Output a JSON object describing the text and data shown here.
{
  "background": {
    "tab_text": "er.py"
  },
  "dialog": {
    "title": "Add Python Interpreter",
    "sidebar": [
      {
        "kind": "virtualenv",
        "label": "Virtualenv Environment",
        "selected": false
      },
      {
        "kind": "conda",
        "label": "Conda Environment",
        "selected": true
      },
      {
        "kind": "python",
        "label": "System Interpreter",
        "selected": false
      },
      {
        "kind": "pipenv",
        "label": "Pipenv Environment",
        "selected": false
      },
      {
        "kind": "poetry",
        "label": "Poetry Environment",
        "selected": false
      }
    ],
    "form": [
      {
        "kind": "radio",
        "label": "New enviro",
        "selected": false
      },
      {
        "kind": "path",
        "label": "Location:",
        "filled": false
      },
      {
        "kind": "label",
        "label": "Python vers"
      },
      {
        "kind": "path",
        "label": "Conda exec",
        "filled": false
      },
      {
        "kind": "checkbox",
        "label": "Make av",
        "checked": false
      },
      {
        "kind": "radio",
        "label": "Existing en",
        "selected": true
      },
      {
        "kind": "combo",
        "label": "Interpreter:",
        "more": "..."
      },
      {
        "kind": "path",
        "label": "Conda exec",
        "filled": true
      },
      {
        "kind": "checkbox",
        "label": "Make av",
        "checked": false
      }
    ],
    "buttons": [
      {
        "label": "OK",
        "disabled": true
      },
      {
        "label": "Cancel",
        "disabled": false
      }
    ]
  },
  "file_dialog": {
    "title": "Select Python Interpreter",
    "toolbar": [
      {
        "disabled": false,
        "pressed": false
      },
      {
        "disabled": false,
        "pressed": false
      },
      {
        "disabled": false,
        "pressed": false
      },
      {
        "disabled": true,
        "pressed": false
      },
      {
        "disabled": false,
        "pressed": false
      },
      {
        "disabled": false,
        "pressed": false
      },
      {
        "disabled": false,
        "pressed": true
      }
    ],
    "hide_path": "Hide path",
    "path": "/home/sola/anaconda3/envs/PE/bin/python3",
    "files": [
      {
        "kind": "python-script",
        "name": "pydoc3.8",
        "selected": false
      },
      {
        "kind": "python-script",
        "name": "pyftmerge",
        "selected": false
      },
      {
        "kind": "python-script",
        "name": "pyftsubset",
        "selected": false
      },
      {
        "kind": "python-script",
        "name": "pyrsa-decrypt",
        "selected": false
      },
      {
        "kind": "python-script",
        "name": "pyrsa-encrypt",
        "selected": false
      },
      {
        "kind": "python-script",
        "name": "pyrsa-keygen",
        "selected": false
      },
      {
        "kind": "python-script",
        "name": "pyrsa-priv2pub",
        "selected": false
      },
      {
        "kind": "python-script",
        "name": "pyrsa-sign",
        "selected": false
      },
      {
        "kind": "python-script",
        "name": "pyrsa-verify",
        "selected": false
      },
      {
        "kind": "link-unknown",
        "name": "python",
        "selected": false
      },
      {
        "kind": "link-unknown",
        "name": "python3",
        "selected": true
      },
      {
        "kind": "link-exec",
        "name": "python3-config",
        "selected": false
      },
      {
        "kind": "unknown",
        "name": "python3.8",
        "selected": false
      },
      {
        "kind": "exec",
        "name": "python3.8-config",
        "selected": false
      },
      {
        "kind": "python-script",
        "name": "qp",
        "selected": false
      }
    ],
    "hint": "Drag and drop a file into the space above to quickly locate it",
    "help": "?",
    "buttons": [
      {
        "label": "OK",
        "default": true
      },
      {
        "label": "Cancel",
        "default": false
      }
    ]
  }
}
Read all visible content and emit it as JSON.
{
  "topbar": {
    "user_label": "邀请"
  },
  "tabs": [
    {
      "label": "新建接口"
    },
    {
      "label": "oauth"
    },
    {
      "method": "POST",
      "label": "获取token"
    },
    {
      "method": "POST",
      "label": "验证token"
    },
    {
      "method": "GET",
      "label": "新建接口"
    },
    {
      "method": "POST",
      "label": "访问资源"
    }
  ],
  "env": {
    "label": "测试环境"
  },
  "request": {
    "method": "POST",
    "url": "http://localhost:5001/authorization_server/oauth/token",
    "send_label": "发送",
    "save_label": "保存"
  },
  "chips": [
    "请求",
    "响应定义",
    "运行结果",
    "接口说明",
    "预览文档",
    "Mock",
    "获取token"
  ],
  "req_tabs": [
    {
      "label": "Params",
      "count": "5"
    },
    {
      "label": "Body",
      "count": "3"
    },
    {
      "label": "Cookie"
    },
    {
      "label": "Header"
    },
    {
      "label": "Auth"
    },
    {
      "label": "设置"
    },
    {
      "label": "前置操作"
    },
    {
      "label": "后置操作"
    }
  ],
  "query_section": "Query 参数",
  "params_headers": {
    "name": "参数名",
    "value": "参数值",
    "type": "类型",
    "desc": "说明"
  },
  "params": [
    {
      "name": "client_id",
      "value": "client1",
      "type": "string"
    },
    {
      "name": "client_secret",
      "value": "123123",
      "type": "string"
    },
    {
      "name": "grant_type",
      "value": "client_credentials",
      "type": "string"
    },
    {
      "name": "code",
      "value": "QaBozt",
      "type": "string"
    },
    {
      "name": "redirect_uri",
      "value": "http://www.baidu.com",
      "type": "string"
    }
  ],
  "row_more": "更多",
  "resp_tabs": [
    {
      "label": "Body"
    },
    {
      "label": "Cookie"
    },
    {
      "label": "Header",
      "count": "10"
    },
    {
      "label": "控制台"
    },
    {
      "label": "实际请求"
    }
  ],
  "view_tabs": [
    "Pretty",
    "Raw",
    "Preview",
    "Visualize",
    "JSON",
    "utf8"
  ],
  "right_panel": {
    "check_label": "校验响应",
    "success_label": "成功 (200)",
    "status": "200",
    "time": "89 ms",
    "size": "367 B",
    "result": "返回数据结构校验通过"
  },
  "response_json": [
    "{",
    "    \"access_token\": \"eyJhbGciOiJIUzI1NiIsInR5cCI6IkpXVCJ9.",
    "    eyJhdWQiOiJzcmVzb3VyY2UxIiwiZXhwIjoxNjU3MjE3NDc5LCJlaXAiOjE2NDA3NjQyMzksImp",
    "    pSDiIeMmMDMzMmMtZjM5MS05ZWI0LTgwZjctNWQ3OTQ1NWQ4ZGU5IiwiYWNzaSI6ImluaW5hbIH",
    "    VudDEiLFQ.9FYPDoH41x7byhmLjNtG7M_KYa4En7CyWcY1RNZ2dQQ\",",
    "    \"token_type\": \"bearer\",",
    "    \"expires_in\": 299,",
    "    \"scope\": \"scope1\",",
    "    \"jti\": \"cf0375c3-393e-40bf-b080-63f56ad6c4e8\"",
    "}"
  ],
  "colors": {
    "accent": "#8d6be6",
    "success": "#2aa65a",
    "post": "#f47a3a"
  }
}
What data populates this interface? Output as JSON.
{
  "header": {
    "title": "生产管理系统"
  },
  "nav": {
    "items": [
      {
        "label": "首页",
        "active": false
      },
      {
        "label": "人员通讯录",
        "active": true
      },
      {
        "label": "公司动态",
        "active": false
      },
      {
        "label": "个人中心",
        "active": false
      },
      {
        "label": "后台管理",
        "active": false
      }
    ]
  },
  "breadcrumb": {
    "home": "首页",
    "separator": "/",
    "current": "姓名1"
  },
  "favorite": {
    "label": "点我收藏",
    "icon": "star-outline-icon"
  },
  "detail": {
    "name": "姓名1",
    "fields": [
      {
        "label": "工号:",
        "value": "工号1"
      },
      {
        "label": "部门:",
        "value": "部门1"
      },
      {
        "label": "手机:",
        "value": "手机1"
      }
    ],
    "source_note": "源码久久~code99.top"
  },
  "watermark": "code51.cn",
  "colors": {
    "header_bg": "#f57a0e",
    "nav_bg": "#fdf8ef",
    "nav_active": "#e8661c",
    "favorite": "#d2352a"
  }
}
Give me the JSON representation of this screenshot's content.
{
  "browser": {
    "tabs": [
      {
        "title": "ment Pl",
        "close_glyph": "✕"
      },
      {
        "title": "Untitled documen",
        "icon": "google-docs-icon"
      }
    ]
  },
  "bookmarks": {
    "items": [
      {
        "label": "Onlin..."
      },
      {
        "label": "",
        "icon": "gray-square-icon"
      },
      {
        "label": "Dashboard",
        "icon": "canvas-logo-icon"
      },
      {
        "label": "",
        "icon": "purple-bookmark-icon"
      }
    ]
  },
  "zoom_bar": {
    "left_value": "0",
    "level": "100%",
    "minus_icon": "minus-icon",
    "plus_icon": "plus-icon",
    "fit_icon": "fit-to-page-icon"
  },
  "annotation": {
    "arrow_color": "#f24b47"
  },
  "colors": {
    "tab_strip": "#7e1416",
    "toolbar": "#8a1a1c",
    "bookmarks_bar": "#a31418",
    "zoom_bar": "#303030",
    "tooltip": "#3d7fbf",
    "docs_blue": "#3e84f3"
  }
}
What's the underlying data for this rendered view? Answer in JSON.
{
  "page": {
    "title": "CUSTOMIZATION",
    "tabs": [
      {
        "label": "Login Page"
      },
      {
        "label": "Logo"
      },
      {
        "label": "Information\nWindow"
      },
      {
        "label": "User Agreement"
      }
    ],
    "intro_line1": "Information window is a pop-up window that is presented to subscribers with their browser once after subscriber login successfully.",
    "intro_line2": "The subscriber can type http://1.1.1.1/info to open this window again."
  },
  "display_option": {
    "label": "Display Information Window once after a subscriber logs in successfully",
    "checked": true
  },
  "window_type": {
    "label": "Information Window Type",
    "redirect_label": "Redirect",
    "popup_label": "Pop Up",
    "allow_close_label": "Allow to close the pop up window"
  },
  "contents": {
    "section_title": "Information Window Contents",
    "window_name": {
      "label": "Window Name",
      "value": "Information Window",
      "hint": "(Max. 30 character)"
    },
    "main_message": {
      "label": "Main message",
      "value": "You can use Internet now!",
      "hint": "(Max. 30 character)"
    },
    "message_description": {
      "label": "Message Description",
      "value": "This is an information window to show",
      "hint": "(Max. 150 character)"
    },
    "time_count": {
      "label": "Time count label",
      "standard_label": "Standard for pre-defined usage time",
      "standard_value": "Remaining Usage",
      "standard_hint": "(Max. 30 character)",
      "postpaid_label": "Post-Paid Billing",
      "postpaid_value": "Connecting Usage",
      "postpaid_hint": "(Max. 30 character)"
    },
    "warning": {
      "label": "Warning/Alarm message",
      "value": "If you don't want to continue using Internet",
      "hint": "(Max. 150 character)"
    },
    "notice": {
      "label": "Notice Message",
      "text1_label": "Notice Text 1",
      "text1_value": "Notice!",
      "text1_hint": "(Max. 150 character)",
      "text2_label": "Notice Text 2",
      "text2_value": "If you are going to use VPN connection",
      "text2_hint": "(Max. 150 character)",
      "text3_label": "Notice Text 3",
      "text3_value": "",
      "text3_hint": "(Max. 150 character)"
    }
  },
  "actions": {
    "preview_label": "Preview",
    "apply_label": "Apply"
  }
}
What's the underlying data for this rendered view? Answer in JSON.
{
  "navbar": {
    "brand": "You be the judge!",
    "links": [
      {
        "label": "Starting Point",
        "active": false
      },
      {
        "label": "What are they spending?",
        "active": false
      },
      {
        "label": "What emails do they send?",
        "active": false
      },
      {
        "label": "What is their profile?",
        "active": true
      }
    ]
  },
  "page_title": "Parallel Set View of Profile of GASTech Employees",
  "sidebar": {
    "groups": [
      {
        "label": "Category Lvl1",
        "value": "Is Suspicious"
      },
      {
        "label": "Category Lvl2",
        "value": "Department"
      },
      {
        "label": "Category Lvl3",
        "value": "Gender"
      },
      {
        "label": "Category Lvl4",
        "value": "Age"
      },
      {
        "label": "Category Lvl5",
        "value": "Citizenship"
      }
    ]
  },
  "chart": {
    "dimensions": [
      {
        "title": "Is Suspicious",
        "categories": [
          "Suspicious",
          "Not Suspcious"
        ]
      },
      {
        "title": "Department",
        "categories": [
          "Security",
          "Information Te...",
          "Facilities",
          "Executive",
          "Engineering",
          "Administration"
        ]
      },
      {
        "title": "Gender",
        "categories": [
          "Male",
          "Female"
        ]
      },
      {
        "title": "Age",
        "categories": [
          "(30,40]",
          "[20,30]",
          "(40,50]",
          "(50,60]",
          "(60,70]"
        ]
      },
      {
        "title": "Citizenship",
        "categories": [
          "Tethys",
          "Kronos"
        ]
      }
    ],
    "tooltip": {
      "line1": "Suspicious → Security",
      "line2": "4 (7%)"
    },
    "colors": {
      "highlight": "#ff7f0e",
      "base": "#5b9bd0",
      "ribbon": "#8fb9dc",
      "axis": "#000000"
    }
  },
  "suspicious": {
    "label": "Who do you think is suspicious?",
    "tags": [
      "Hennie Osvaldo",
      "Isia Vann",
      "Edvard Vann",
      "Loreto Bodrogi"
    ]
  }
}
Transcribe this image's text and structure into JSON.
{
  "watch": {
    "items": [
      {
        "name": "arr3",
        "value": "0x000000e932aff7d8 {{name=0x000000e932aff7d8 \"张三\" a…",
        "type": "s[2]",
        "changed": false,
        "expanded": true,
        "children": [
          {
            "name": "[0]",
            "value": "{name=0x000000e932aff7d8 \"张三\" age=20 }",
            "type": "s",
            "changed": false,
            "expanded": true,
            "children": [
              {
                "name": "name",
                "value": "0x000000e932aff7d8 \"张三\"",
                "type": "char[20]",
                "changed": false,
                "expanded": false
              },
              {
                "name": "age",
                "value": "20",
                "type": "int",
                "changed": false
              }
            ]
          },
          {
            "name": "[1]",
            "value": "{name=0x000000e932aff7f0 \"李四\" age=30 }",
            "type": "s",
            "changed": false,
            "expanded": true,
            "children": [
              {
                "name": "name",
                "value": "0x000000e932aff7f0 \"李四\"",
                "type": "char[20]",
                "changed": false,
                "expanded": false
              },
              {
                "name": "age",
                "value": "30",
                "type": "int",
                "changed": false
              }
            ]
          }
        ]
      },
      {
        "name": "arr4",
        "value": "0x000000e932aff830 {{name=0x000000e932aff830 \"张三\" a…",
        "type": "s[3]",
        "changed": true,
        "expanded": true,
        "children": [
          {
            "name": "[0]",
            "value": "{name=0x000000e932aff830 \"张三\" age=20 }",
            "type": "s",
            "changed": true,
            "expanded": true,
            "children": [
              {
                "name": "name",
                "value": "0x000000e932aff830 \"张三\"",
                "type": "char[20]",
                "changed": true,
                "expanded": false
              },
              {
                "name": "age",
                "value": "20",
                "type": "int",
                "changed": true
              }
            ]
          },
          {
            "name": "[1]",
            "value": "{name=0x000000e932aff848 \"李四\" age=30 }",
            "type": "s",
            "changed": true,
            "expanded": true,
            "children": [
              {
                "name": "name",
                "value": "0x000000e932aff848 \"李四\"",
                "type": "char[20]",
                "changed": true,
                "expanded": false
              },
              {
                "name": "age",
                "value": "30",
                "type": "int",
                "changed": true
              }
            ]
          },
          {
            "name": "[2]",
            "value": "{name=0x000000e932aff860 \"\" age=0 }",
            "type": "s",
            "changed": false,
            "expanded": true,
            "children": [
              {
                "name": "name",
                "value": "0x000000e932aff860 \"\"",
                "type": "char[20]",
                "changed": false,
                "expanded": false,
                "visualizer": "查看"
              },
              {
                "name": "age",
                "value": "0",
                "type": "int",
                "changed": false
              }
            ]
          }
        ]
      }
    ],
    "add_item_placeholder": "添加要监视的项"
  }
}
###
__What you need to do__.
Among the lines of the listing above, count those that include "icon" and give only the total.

__Response to this exercise__.
8